Measuring the "fifth vital sign" in cataract surgery patients--is it necessary?

Abstract

As an ophthalmic nurse, you may wonder why it is so important to assess and manage the pain, or "fifth vital sign" of cataract surgery patients. How much pain could a patient experience as a result of a relatively short procedure? In January 2004, while reviewing the pain levels of 135 outpatient surgery patients undergoing cataract surgery, 21% of the patients reported pain. Twelve percent (12%) experienced mild pain and 9% experienced moderate to severe pain. Pain relief was recorded in 38% of cases. It was noted that there was no pain reassessment recorded by nurses in 62% of cases, demonstrating a deficit in pain assessment and documentation. At our institution, the Wilmer Eye Institute at Johns Hopkins Hospital, there is a pain assessment and management policy that requires a postoperative pain goal be identified prior to any surgical procedure. Hospital guidelines should be followed for documentation of pain in the outpatient setting. To improve the quality of pain assessment and documentation, and to meet the hospital compliance rate of 85%, an audit was performed on 60 outpatient cataract surgery charts over a one-month period. An initial compliance rate of 83% was established. After staff education and changes to the critical pathway, a re-audit demonstrated an increase to 95% in pain assessment and documentation.

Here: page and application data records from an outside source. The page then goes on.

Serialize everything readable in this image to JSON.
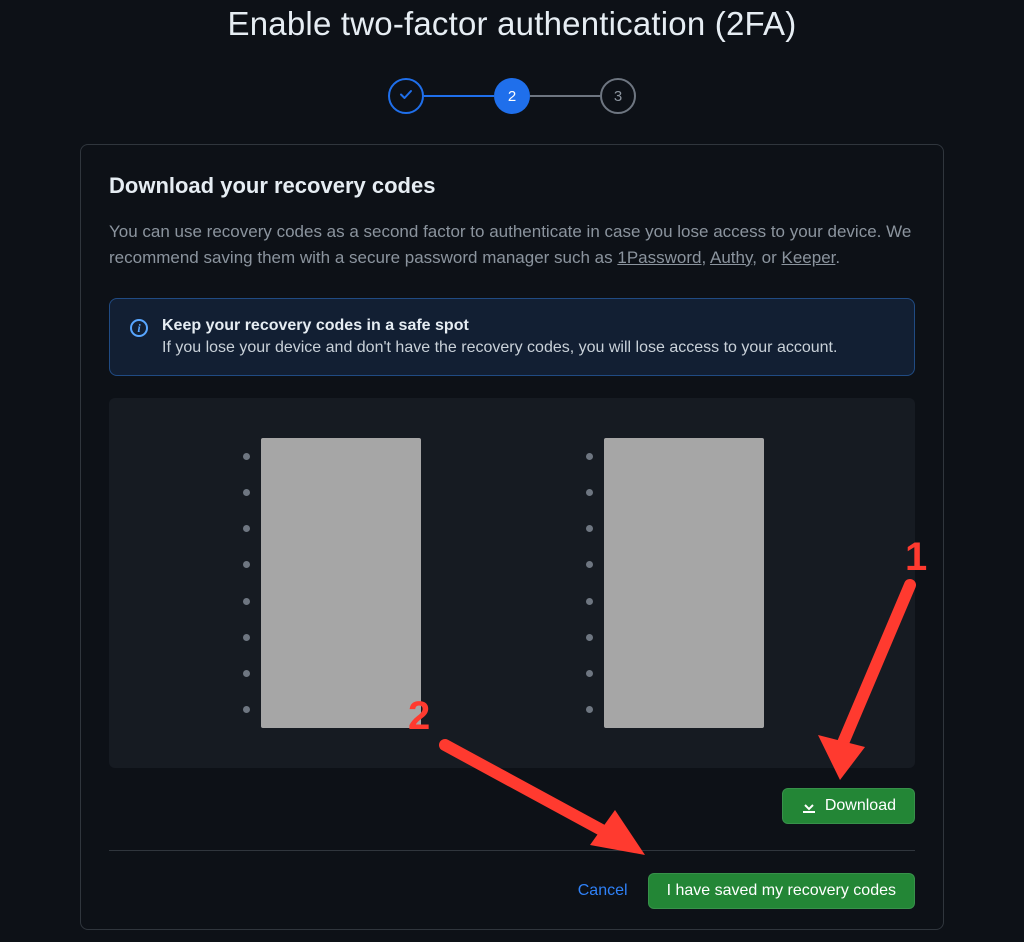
{
  "title": "Enable two-factor authentication (2FA)",
  "stepper": {
    "step1_label": "✓",
    "step2_label": "2",
    "step3_label": "3"
  },
  "section": {
    "heading": "Download your recovery codes",
    "description_pre": "You can use recovery codes as a second factor to authenticate in case you lose access to your device. We recommend saving them with a secure password manager such as ",
    "link_1password": "1Password",
    "sep1": ", ",
    "link_authy": "Authy",
    "sep2": ", or ",
    "link_keeper": "Keeper",
    "description_post": "."
  },
  "notice": {
    "title": "Keep your recovery codes in a safe spot",
    "body": "If you lose your device and don't have the recovery codes, you will lose access to your account."
  },
  "recovery_codes": {
    "column1_count": 8,
    "column2_count": 8,
    "redacted": true
  },
  "buttons": {
    "download": "Download",
    "cancel": "Cancel",
    "confirm": "I have saved my recovery codes"
  },
  "annotations": {
    "label1": "1",
    "label2": "2"
  }
}
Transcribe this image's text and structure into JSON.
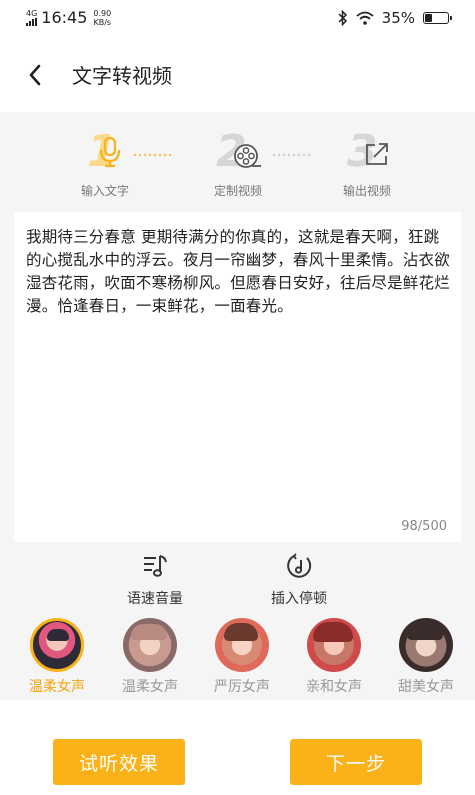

Cite this paper

@article{Henry2006MeasuringT, title={Measuring the "fifth vital sign" in cataract surgery patients--is it necessary?}, author={Cynthia Henry and Victoria B Navarro and Albert S. Jun and Shohrat Annaberdyev}, journal={Insight}, year={2006}, volume={31 2}, pages={7-9} }